Exercise data |
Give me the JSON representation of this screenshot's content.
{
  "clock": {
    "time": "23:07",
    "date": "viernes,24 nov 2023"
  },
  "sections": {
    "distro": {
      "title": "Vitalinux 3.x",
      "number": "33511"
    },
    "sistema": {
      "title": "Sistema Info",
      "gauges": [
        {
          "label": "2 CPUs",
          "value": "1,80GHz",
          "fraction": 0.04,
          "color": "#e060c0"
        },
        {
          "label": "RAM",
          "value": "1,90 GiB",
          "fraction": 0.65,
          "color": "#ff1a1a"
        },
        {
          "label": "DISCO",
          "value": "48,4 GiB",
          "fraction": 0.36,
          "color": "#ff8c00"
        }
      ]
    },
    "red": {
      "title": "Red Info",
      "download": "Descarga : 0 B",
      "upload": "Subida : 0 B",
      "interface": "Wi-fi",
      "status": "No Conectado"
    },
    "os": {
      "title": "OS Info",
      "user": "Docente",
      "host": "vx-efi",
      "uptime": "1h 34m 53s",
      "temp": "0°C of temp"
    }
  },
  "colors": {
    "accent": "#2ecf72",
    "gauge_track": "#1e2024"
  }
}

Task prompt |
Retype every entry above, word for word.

Written response |
Give me the JSON representation of this screenshot's content.
{
  "clock": {
    "time": "23:07",
    "date": "viernes,24 nov 2023"
  },
  "sections": {
    "distro": {
      "title": "Vitalinux 3.x",
      "number": "33511"
    },
    "sistema": {
      "title": "Sistema Info",
      "gauges": [
        {
          "label": "2 CPUs",
          "value": "1,80GHz",
          "fraction": 0.04,
          "color": "#e060c0"
        },
        {
          "label": "RAM",
          "value": "1,90 GiB",
          "fraction": 0.65,
          "color": "#ff1a1a"
        },
        {
          "label": "DISCO",
          "value": "48,4 GiB",
          "fraction": 0.36,
          "color": "#ff8c00"
        }
      ]
    },
    "red": {
      "title": "Red Info",
      "download": "Descarga : 0 B",
      "upload": "Subida : 0 B",
      "interface": "Wi-fi",
      "status": "No Conectado"
    },
    "os": {
      "title": "OS Info",
      "user": "Docente",
      "host": "vx-efi",
      "uptime": "1h 34m 53s",
      "temp": "0°C of temp"
    }
  },
  "colors": {
    "accent": "#2ecf72",
    "gauge_track": "#1e2024"
  }
}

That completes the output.